Attention deficit hyperactivity disorder (ADHD) is a very common disorder in children and adults. A connection with sleep disorders, and above all, disorders of the circadian rhythm are the subject of research and debate. The circadian system can be represented on different levels. There have been a variety of studies examining 24-h rhythms at the behavioral and endocrine level. At the molecular level, these rhythms are based on a series of feedback loops of core clock genes and proteins. In this paper, we compared the circadian rhythms at the behavioral, endocrine, and molecular levels between children with ADHD and age- and BMI-matched controls, complementing the previous data in adults. In a minimally invasive setting, sleep was assessed via a questionnaire, actigraphy was used to determine the motor activity and light exposure, saliva samples were taken to assess the 24-h profiles of cortisol and melatonin, and buccal mucosa swaps were taken to assess the expression of the clock genes BMAL1 and PER2. We found significant group differences in sleep onset and sleep duration, cortisol secretion profiles, and in the expression of both clock genes. Our data suggest that the analysis of circadian molecular rhythms may provide a new approach for diagnosing ADHD in children and adults.

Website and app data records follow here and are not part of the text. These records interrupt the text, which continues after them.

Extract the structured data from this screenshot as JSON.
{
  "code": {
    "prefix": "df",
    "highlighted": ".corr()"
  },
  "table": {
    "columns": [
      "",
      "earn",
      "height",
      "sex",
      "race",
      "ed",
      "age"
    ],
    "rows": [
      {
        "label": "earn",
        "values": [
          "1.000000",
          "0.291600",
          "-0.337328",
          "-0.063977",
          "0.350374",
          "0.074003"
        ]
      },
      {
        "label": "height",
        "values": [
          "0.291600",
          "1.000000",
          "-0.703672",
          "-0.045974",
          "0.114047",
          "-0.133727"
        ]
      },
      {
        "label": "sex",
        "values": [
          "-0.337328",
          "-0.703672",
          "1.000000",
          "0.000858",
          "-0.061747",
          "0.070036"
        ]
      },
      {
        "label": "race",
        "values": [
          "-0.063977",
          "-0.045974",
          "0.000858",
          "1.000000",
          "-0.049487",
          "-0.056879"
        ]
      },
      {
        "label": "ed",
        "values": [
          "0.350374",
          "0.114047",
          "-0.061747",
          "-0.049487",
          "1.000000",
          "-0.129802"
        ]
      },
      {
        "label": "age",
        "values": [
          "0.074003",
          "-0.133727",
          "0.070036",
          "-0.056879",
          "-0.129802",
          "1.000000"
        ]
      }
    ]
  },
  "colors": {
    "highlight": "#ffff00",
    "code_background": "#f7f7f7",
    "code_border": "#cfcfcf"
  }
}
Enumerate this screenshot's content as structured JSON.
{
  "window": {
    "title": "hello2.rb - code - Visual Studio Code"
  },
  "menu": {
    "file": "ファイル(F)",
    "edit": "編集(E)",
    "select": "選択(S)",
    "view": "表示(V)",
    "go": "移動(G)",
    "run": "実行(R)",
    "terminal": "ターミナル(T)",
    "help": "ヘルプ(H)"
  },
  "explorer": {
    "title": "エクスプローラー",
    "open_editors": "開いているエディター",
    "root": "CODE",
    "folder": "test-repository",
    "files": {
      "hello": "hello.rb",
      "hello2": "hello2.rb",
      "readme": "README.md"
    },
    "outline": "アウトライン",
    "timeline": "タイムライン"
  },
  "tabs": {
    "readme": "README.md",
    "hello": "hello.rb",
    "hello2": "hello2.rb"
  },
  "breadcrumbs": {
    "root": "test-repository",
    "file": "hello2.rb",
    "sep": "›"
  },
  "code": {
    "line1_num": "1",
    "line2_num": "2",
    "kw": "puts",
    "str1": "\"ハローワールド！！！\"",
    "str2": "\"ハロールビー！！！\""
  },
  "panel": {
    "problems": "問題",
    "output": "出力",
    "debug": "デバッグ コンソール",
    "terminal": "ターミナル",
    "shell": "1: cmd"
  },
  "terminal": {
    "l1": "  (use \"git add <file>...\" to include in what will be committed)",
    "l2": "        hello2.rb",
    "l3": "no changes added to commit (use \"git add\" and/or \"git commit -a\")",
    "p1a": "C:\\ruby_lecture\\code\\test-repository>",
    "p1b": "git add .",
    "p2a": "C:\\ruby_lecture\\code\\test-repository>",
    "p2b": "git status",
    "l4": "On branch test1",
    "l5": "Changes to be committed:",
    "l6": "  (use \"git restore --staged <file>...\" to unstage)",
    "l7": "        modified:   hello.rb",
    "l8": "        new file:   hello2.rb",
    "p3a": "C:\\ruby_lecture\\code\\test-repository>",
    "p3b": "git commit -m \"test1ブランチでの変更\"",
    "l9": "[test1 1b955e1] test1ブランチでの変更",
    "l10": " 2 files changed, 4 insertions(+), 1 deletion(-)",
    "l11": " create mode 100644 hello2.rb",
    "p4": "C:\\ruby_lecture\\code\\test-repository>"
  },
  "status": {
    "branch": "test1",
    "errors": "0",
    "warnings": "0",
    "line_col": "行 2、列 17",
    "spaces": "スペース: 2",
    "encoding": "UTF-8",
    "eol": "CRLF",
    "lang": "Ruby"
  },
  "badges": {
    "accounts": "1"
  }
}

Research Areas and Centers
- Academic Focus: Center for Brain, Behavior and Metabolism (CBBM)
DFG Research Classification Scheme
- 205-17 Endocrinology, Diabetology, Metabolism
- 110-02 Biological Psychology and Cognitive Neurosciences